What you will do ▸ Copy out each line of the material below with no changes.

Records shown ▸
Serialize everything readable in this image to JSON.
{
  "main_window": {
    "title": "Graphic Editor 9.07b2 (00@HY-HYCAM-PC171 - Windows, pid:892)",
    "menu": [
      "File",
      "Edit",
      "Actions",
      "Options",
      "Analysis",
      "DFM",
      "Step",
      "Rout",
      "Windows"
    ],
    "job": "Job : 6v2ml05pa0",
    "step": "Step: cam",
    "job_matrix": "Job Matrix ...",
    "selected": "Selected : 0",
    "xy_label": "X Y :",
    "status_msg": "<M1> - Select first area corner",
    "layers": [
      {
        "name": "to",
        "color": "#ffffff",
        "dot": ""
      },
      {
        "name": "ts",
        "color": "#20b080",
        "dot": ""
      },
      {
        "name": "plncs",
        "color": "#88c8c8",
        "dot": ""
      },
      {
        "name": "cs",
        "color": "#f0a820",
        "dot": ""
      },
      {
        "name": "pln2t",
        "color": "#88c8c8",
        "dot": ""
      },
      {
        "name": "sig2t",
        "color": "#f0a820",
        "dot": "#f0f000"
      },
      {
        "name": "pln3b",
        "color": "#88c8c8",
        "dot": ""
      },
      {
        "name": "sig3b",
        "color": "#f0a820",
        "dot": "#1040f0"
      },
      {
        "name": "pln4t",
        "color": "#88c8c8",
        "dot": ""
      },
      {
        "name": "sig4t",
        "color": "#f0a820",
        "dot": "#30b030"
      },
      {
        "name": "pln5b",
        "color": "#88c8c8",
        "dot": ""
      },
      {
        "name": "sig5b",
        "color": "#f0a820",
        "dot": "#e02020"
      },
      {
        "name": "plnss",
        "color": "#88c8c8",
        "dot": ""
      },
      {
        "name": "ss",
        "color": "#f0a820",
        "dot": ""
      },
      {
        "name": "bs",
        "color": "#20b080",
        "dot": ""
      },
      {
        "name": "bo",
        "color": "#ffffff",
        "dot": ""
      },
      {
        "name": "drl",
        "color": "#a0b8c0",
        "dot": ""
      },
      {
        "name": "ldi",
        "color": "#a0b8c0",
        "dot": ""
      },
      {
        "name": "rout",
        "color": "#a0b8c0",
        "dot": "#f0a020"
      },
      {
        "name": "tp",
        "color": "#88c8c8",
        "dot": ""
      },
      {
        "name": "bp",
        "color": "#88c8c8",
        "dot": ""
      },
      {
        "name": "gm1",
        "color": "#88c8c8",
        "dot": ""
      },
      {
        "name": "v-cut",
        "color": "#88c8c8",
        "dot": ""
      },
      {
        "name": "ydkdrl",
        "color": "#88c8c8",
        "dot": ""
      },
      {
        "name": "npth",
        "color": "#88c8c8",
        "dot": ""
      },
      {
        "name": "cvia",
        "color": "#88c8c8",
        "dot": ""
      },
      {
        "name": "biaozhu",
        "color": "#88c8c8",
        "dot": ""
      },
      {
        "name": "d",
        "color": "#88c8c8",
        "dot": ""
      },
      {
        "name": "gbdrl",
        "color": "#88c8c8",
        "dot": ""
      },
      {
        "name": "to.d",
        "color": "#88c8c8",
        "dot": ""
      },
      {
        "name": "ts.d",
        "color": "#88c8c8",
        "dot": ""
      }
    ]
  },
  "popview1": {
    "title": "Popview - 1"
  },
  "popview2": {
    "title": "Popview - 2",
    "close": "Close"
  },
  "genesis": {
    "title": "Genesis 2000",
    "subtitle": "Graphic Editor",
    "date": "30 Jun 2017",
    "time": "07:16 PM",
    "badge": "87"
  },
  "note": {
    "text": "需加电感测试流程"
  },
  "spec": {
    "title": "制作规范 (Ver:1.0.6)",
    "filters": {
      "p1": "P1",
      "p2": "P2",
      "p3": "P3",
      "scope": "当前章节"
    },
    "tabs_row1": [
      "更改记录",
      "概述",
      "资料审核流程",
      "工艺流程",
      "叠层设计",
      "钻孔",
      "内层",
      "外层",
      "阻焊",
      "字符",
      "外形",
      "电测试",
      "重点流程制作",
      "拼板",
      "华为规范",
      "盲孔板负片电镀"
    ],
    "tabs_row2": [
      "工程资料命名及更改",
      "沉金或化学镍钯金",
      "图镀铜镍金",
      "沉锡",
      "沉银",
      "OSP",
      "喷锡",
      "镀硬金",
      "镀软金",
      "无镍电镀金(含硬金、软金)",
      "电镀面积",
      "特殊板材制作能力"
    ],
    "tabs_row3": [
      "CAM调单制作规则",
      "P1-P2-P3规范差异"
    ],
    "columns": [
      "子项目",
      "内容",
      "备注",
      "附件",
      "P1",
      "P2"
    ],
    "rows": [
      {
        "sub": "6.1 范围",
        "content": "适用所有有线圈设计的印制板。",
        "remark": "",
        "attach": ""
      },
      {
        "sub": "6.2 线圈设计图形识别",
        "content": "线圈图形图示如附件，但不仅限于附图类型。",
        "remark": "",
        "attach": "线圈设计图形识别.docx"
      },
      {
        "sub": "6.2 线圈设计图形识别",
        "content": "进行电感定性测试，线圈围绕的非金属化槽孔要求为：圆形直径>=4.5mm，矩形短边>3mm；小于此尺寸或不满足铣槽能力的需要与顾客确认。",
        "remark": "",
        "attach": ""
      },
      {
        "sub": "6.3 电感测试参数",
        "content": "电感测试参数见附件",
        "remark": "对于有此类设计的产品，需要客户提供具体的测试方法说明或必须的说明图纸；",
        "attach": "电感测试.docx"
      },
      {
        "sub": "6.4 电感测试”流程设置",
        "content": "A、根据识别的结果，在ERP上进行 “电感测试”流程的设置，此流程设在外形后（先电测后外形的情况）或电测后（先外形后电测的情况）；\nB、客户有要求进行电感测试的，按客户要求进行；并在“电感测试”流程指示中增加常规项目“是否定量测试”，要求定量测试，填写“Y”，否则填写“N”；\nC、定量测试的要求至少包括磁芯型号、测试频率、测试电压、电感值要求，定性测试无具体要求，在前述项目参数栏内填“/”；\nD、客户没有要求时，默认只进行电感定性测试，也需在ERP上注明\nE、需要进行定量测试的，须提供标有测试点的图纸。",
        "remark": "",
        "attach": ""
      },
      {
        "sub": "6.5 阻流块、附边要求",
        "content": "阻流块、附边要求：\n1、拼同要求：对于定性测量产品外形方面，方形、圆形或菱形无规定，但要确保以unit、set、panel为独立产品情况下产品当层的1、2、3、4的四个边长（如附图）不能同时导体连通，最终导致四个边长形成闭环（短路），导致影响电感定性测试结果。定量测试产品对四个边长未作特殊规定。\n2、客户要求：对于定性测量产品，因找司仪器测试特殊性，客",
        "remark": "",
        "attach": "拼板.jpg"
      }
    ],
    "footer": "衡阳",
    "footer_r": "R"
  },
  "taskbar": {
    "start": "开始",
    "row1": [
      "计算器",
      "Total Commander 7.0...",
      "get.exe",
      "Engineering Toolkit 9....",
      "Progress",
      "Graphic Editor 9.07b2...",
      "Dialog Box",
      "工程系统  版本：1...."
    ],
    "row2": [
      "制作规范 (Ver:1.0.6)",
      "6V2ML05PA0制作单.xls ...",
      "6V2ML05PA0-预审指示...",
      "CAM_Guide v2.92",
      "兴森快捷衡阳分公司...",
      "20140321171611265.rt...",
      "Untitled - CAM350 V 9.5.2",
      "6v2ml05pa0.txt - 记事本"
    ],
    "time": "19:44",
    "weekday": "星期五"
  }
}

Response to the exercise ▸
Serialize everything readable in this image to JSON.
{
  "main_window": {
    "title": "Graphic Editor 9.07b2 (00@HY-HYCAM-PC171 - Windows, pid:892)",
    "menu": [
      "File",
      "Edit",
      "Actions",
      "Options",
      "Analysis",
      "DFM",
      "Step",
      "Rout",
      "Windows"
    ],
    "job": "Job : 6v2ml05pa0",
    "step": "Step: cam",
    "job_matrix": "Job Matrix ...",
    "selected": "Selected : 0",
    "xy_label": "X Y :",
    "status_msg": "<M1> - Select first area corner",
    "layers": [
      {
        "name": "to",
        "color": "#ffffff",
        "dot": ""
      },
      {
        "name": "ts",
        "color": "#20b080",
        "dot": ""
      },
      {
        "name": "plncs",
        "color": "#88c8c8",
        "dot": ""
      },
      {
        "name": "cs",
        "color": "#f0a820",
        "dot": ""
      },
      {
        "name": "pln2t",
        "color": "#88c8c8",
        "dot": ""
      },
      {
        "name": "sig2t",
        "color": "#f0a820",
        "dot": "#f0f000"
      },
      {
        "name": "pln3b",
        "color": "#88c8c8",
        "dot": ""
      },
      {
        "name": "sig3b",
        "color": "#f0a820",
        "dot": "#1040f0"
      },
      {
        "name": "pln4t",
        "color": "#88c8c8",
        "dot": ""
      },
      {
        "name": "sig4t",
        "color": "#f0a820",
        "dot": "#30b030"
      },
      {
        "name": "pln5b",
        "color": "#88c8c8",
        "dot": ""
      },
      {
        "name": "sig5b",
        "color": "#f0a820",
        "dot": "#e02020"
      },
      {
        "name": "plnss",
        "color": "#88c8c8",
        "dot": ""
      },
      {
        "name": "ss",
        "color": "#f0a820",
        "dot": ""
      },
      {
        "name": "bs",
        "color": "#20b080",
        "dot": ""
      },
      {
        "name": "bo",
        "color": "#ffffff",
        "dot": ""
      },
      {
        "name": "drl",
        "color": "#a0b8c0",
        "dot": ""
      },
      {
        "name": "ldi",
        "color": "#a0b8c0",
        "dot": ""
      },
      {
        "name": "rout",
        "color": "#a0b8c0",
        "dot": "#f0a020"
      },
      {
        "name": "tp",
        "color": "#88c8c8",
        "dot": ""
      },
      {
        "name": "bp",
        "color": "#88c8c8",
        "dot": ""
      },
      {
        "name": "gm1",
        "color": "#88c8c8",
        "dot": ""
      },
      {
        "name": "v-cut",
        "color": "#88c8c8",
        "dot": ""
      },
      {
        "name": "ydkdrl",
        "color": "#88c8c8",
        "dot": ""
      },
      {
        "name": "npth",
        "color": "#88c8c8",
        "dot": ""
      },
      {
        "name": "cvia",
        "color": "#88c8c8",
        "dot": ""
      },
      {
        "name": "biaozhu",
        "color": "#88c8c8",
        "dot": ""
      },
      {
        "name": "d",
        "color": "#88c8c8",
        "dot": ""
      },
      {
        "name": "gbdrl",
        "color": "#88c8c8",
        "dot": ""
      },
      {
        "name": "to.d",
        "color": "#88c8c8",
        "dot": ""
      },
      {
        "name": "ts.d",
        "color": "#88c8c8",
        "dot": ""
      }
    ]
  },
  "popview1": {
    "title": "Popview - 1"
  },
  "popview2": {
    "title": "Popview - 2",
    "close": "Close"
  },
  "genesis": {
    "title": "Genesis 2000",
    "subtitle": "Graphic Editor",
    "date": "30 Jun 2017",
    "time": "07:16 PM",
    "badge": "87"
  },
  "note": {
    "text": "需加电感测试流程"
  },
  "spec": {
    "title": "制作规范 (Ver:1.0.6)",
    "filters": {
      "p1": "P1",
      "p2": "P2",
      "p3": "P3",
      "scope": "当前章节"
    },
    "tabs_row1": [
      "更改记录",
      "概述",
      "资料审核流程",
      "工艺流程",
      "叠层设计",
      "钻孔",
      "内层",
      "外层",
      "阻焊",
      "字符",
      "外形",
      "电测试",
      "重点流程制作",
      "拼板",
      "华为规范",
      "盲孔板负片电镀"
    ],
    "tabs_row2": [
      "工程资料命名及更改",
      "沉金或化学镍钯金",
      "图镀铜镍金",
      "沉锡",
      "沉银",
      "OSP",
      "喷锡",
      "镀硬金",
      "镀软金",
      "无镍电镀金(含硬金、软金)",
      "电镀面积",
      "特殊板材制作能力"
    ],
    "tabs_row3": [
      "CAM调单制作规则",
      "P1-P2-P3规范差异"
    ],
    "columns": [
      "子项目",
      "内容",
      "备注",
      "附件",
      "P1",
      "P2"
    ],
    "rows": [
      {
        "sub": "6.1 范围",
        "content": "适用所有有线圈设计的印制板。",
        "remark": "",
        "attach": ""
      },
      {
        "sub": "6.2 线圈设计图形识别",
        "content": "线圈图形图示如附件，但不仅限于附图类型。",
        "remark": "",
        "attach": "线圈设计图形识别.docx"
      },
      {
        "sub": "6.2 线圈设计图形识别",
        "content": "进行电感定性测试，线圈围绕的非金属化槽孔要求为：圆形直径>=4.5mm，矩形短边>3mm；小于此尺寸或不满足铣槽能力的需要与顾客确认。",
        "remark": "",
        "attach": ""
      },
      {
        "sub": "6.3 电感测试参数",
        "content": "电感测试参数见附件",
        "remark": "对于有此类设计的产品，需要客户提供具体的测试方法说明或必须的说明图纸；",
        "attach": "电感测试.docx"
      },
      {
        "sub": "6.4 电感测试”流程设置",
        "content": "A、根据识别的结果，在ERP上进行 “电感测试”流程的设置，此流程设在外形后（先电测后外形的情况）或电测后（先外形后电测的情况）；\nB、客户有要求进行电感测试的，按客户要求进行；并在“电感测试”流程指示中增加常规项目“是否定量测试”，要求定量测试，填写“Y”，否则填写“N”；\nC、定量测试的要求至少包括磁芯型号、测试频率、测试电压、电感值要求，定性测试无具体要求，在前述项目参数栏内填“/”；\nD、客户没有要求时，默认只进行电感定性测试，也需在ERP上注明\nE、需要进行定量测试的，须提供标有测试点的图纸。",
        "remark": "",
        "attach": ""
      },
      {
        "sub": "6.5 阻流块、附边要求",
        "content": "阻流块、附边要求：\n1、拼同要求：对于定性测量产品外形方面，方形、圆形或菱形无规定，但要确保以unit、set、panel为独立产品情况下产品当层的1、2、3、4的四个边长（如附图）不能同时导体连通，最终导致四个边长形成闭环（短路），导致影响电感定性测试结果。定量测试产品对四个边长未作特殊规定。\n2、客户要求：对于定性测量产品，因找司仪器测试特殊性，客",
        "remark": "",
        "attach": "拼板.jpg"
      }
    ],
    "footer": "衡阳",
    "footer_r": "R"
  },
  "taskbar": {
    "start": "开始",
    "row1": [
      "计算器",
      "Total Commander 7.0...",
      "get.exe",
      "Engineering Toolkit 9....",
      "Progress",
      "Graphic Editor 9.07b2...",
      "Dialog Box",
      "工程系统  版本：1...."
    ],
    "row2": [
      "制作规范 (Ver:1.0.6)",
      "6V2ML05PA0制作单.xls ...",
      "6V2ML05PA0-预审指示...",
      "CAM_Guide v2.92",
      "兴森快捷衡阳分公司...",
      "20140321171611265.rt...",
      "Untitled - CAM350 V 9.5.2",
      "6v2ml05pa0.txt - 记事本"
    ],
    "time": "19:44",
    "weekday": "星期五"
  }
}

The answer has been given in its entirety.